His latest craving was for these Baked Vegetables in White Sauce (ok bechamel, if you want to be fancy) that my mom and I made all the time. After sending him the recipe and helping him make it long-distance, I wondered why I hadn’t blogged it yet. It’s such a favourite and so adaptable, that I had to make it for myself again!
Here’s what I used for 2-3 servings:
2 tbsp butter
2 tbsp all purpose flour
1-1/4 cup milk
salt & pepper to taste
1/2 tsp mustard powder
1 tsp minced garlic
1/2 tsp dried oregano (or any other herb of your choice – fresh is not preferred)
200 gms baby corn
1/4 cup boiled spinach (I usually boil and freeze spinach in 1/4-1/2 cup portions so I can quickly make a raita or add it to dal. If you do no such thing, then just saute some spinach in a little oil with a dash of salt till it wilts)
1/4 cup grated cheese to sprinkle on top — I used Amul processed cheese
Here’s how I made it:
First, I turned on the oven to pre-heat at 150 C while I got everything else ready. I washed the baby corn and let it drain for a few minutes.
I cut them into bite sized pieces – about 3-4 pieces from each – and de-frosted my frozen boiled spinach.
Before proceeding to make the sauce, I measured out the butter, flour and milk and kept them ready and at hand. Making the white sauce is not a complicated or long process but a little bit of caution and attention goes a long way!
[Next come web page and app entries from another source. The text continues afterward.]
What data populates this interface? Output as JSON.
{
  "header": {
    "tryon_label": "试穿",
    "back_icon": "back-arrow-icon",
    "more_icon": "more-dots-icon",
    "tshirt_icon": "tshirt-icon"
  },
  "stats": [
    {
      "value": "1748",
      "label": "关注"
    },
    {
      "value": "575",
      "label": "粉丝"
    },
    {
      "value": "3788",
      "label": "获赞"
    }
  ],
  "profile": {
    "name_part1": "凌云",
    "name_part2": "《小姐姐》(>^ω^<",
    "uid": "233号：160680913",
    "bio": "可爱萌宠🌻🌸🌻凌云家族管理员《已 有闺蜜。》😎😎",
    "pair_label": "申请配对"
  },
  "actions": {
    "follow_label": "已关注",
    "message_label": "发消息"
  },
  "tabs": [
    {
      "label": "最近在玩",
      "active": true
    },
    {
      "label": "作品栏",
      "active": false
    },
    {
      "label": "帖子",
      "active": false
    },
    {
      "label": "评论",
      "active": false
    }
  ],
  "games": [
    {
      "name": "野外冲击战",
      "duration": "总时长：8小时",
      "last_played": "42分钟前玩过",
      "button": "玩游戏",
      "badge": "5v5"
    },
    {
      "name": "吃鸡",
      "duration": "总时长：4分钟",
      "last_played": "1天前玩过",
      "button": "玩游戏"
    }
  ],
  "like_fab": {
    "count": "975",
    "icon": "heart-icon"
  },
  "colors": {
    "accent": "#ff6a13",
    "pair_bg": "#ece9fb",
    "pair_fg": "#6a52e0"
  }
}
I placed the butter in a heavy bottomed saucepan and set it to melt on medium heat. Notice the whisk? It’s my best friend when I make this sauce — helps me avoid lumps and make a nice smooth sauce.
As soon as it melted, I tossed in the flour and used the whisk to continuously stir it around.
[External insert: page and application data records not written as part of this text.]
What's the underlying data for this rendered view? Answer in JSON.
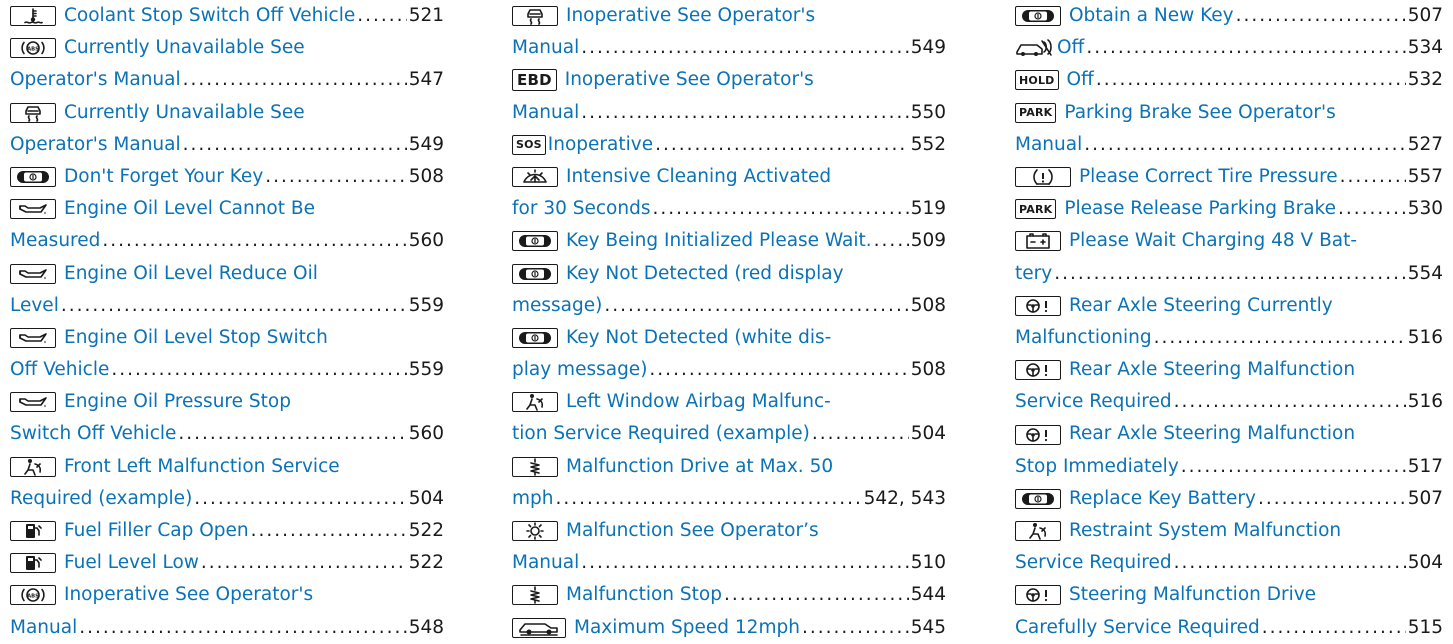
{
  "index": {
    "columns": [
      {
        "entries": [
          {
            "icon": "coolant-temperature-icon",
            "lines": [
              "Coolant Stop Switch Off Vehicle"
            ],
            "page": "521"
          },
          {
            "icon": "abs-icon",
            "lines": [
              "Currently Unavailable See",
              "Operator's Manual"
            ],
            "page": "547"
          },
          {
            "icon": "skid-car-icon",
            "lines": [
              "Currently Unavailable See",
              "Operator's Manual"
            ],
            "page": "549"
          },
          {
            "icon": "key-icon",
            "lines": [
              "Don't Forget Your Key"
            ],
            "page": "508"
          },
          {
            "icon": "oil-can-icon",
            "lines": [
              "Engine Oil Level Cannot Be",
              "Measured"
            ],
            "page": "560"
          },
          {
            "icon": "oil-can-icon",
            "lines": [
              "Engine Oil Level Reduce Oil",
              "Level"
            ],
            "page": "559"
          },
          {
            "icon": "oil-can-icon",
            "lines": [
              "Engine Oil Level Stop Switch",
              "Off Vehicle"
            ],
            "page": "559"
          },
          {
            "icon": "oil-can-icon",
            "lines": [
              "Engine Oil Pressure Stop",
              "Switch Off Vehicle"
            ],
            "page": "560"
          },
          {
            "icon": "airbag-icon",
            "lines": [
              "Front Left Malfunction Service",
              "Required (example)"
            ],
            "page": "504"
          },
          {
            "icon": "fuel-pump-icon",
            "lines": [
              "Fuel Filler Cap Open"
            ],
            "page": "522"
          },
          {
            "icon": "fuel-pump-icon",
            "lines": [
              "Fuel Level Low"
            ],
            "page": "522"
          },
          {
            "icon": "abs-icon",
            "lines": [
              "Inoperative See Operator's",
              "Manual"
            ],
            "page": "548"
          }
        ]
      },
      {
        "entries": [
          {
            "icon": "skid-car-icon",
            "lines": [
              "Inoperative See Operator's",
              "Manual"
            ],
            "page": "549"
          },
          {
            "icon": "ebd-icon",
            "icon_text": "EBD",
            "lines": [
              "Inoperative See Operator's",
              "Manual"
            ],
            "page": "550"
          },
          {
            "icon": "sos-phone-icon",
            "icon_text": "SOS",
            "lines": [
              "Inoperative"
            ],
            "page": "552"
          },
          {
            "icon": "windshield-washer-icon",
            "lines": [
              "Intensive Cleaning Activated",
              "for 30 Seconds"
            ],
            "page": "519"
          },
          {
            "icon": "key-icon",
            "lines": [
              "Key Being Initialized Please Wait."
            ],
            "page": "509"
          },
          {
            "icon": "key-icon",
            "lines": [
              "Key Not Detected (red display",
              "message)"
            ],
            "page": "508"
          },
          {
            "icon": "key-icon",
            "lines": [
              "Key Not Detected (white dis-",
              "play message)"
            ],
            "page": "508"
          },
          {
            "icon": "airbag-icon",
            "lines": [
              "Left Window Airbag Malfunc-",
              "tion Service Required (example)"
            ],
            "page": "504"
          },
          {
            "icon": "suspension-icon",
            "lines": [
              "Malfunction Drive at Max. 50",
              "mph"
            ],
            "page": "542, 543"
          },
          {
            "icon": "light-icon",
            "lines": [
              "Malfunction See Operator’s",
              "Manual"
            ],
            "page": "510"
          },
          {
            "icon": "suspension-icon",
            "lines": [
              "Malfunction Stop"
            ],
            "page": "544"
          },
          {
            "icon": "car-level-icon",
            "lines": [
              "Maximum Speed 12mph"
            ],
            "page": "545"
          }
        ]
      },
      {
        "entries": [
          {
            "icon": "key-icon",
            "lines": [
              "Obtain a New Key"
            ],
            "page": "507"
          },
          {
            "icon": "car-sensor-off-icon",
            "lines": [
              "Off"
            ],
            "page": "534"
          },
          {
            "icon": "hold-icon",
            "icon_text": "HOLD",
            "lines": [
              "Off"
            ],
            "page": "532"
          },
          {
            "icon": "park-icon",
            "icon_text": "PARK",
            "lines": [
              "Parking Brake See Operator's",
              "Manual"
            ],
            "page": "527"
          },
          {
            "icon": "tire-pressure-icon",
            "lines": [
              "Please Correct Tire Pressure"
            ],
            "page": "557"
          },
          {
            "icon": "park-icon",
            "icon_text": "PARK",
            "lines": [
              "Please Release Parking Brake"
            ],
            "page": "530"
          },
          {
            "icon": "battery-icon",
            "lines": [
              "Please Wait Charging 48 V Bat-",
              "tery"
            ],
            "page": "554"
          },
          {
            "icon": "steering-warning-icon",
            "lines": [
              "Rear Axle Steering Currently",
              "Malfunctioning"
            ],
            "page": "516"
          },
          {
            "icon": "steering-warning-icon",
            "lines": [
              "Rear Axle Steering Malfunction",
              "Service Required"
            ],
            "page": "516"
          },
          {
            "icon": "steering-warning-icon",
            "lines": [
              "Rear Axle Steering Malfunction",
              "Stop Immediately"
            ],
            "page": "517"
          },
          {
            "icon": "key-icon",
            "lines": [
              "Replace Key Battery"
            ],
            "page": "507"
          },
          {
            "icon": "airbag-icon",
            "lines": [
              "Restraint System Malfunction",
              "Service Required"
            ],
            "page": "504"
          },
          {
            "icon": "steering-warning-icon",
            "lines": [
              "Steering Malfunction Drive",
              "Carefully Service Required"
            ],
            "page": "515"
          }
        ]
      }
    ]
  }
}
I continued to roast the butter flour mix, stirring continuously, until it lost the raw smell and turned a shade darker.
I poured the milk in a slow, steady trickle – whisking all the time to avoid lumps.
Once I was certain that there were no lumps, I increased the heat slightly and allowed it to come to a boil, whisking continuously.
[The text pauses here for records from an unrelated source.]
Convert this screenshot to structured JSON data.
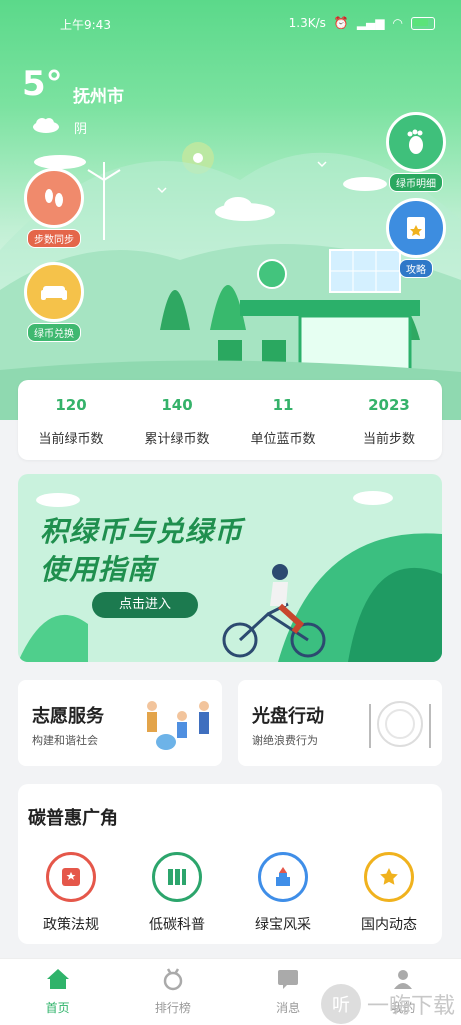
{
  "status_bar": {
    "time": "上午9:43",
    "net_speed": "1.3K/s"
  },
  "weather": {
    "temperature": "5°",
    "city": "抚州市",
    "condition": "阴"
  },
  "floating_buttons": {
    "steps_sync": "步数同步",
    "coin_detail": "绿币明细",
    "guide": "攻略",
    "coin_exchange": "绿币兑换"
  },
  "stats": [
    {
      "value": "120",
      "label": "当前绿币数"
    },
    {
      "value": "140",
      "label": "累计绿币数"
    },
    {
      "value": "11",
      "label": "单位蓝币数"
    },
    {
      "value": "2023",
      "label": "当前步数"
    }
  ],
  "banner": {
    "line1": "积绿币与兑绿币",
    "line2": "使用指南",
    "button": "点击进入"
  },
  "cards": {
    "volunteer": {
      "title": "志愿服务",
      "sub": "构建和谐社会"
    },
    "plate": {
      "title": "光盘行动",
      "sub": "谢绝浪费行为"
    }
  },
  "carbon": {
    "heading": "碳普惠广角",
    "items": [
      {
        "label": "政策法规",
        "icon": "policy-icon",
        "color": "#e5574a"
      },
      {
        "label": "低碳科普",
        "icon": "books-icon",
        "color": "#2ca56c"
      },
      {
        "label": "绿宝风采",
        "icon": "tower-icon",
        "color": "#3f8ee8"
      },
      {
        "label": "国内动态",
        "icon": "star-icon",
        "color": "#f0b21e"
      }
    ]
  },
  "tabs": [
    {
      "label": "首页"
    },
    {
      "label": "排行榜"
    },
    {
      "label": "消息"
    },
    {
      "label": "我的"
    }
  ],
  "watermark": "一嗨下载",
  "colors": {
    "accent": "#2fb36a",
    "hero_top": "#5bd98a"
  }
}
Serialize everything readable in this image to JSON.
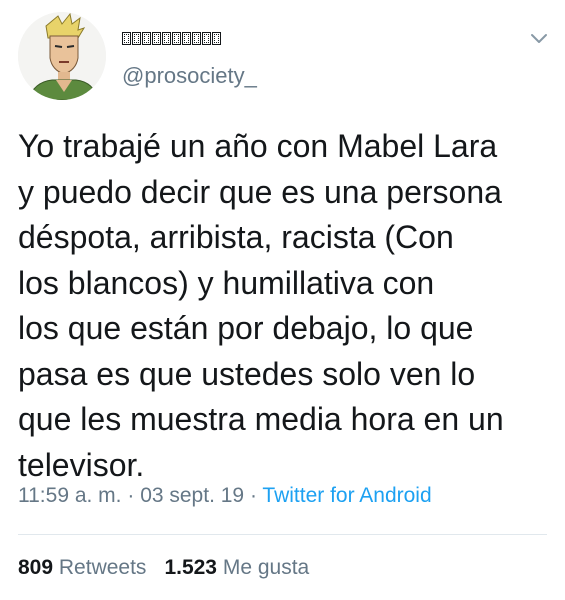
{
  "tweet": {
    "author": {
      "display_name_glyph_count": 10,
      "handle": "@prosociety_"
    },
    "text": "Yo trabajé un año con Mabel Lara\ny puedo decir que es una persona\ndéspota, arribista, racista (Con\nlos blancos) y humillativa con\nlos que están por debajo, lo que\npasa es que ustedes solo ven lo\nque les muestra media hora en un\ntelevisor.",
    "meta": {
      "time": "11:59 a. m.",
      "separator": " · ",
      "date": "03 sept. 19",
      "source": "Twitter for Android"
    },
    "stats": {
      "retweets_count": "809",
      "retweets_label": "Retweets",
      "likes_count": "1.523",
      "likes_label": "Me gusta"
    }
  },
  "icons": {
    "avatar": "avatar-illustration",
    "menu": "chevron-down-icon"
  },
  "colors": {
    "text": "#14171a",
    "secondary": "#657786",
    "link": "#1da1f2",
    "divider": "#e1e8ed"
  }
}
Once it came to boil and was thick enough to coat a spoon, I turned off the heat.
I added the salt, pepper, garlic, mustard and herbs and stirred it to combine.
As you can see, the sauce gets thicker as it cools. I tasted it and adjusted the seasoning before retiring the whisk. Adding in the babycorn and spinach, I stirred the mixture till the veggies were evenly coated with the sauce. (As an after-thought, I should have blanched the baby corn in boiling water for 1-2 minutes to soften it a little bit).
Transferring the mixture to a greased ovenproof bowl, I sprinkled on the grated cheese before popping it in the oven for about 20 minutes.
- The basic sauce is mainly a combination of butter, flour and milk and can be flavoured/ seasoned to your liking or according to what you plan to put in it.
- It is a good base to bake many types of dishes – pasta, meats, vegetables.
- I chose to use baby corn and spinach this time but you can use any combination of any veggies you like — broccoli, beans, carrots, corn or anything else you fancy. Avoid veggies which have a high water content (like mushrooms) which would release a lot of water while baking and ruin the dish. If you must put some vegetables like that, then saute or half-cook them in advance to ensure that they release most of the water BEFORE it gets mixed with the sauce.
- If you use slightly tough vegetables like beans, which may not cook to the desired tenderness in 20-25 minutes of baking, blanch them quickly in boiling water for 1-2 minutes, drain and rinse with cold water before mixing them with the sauce.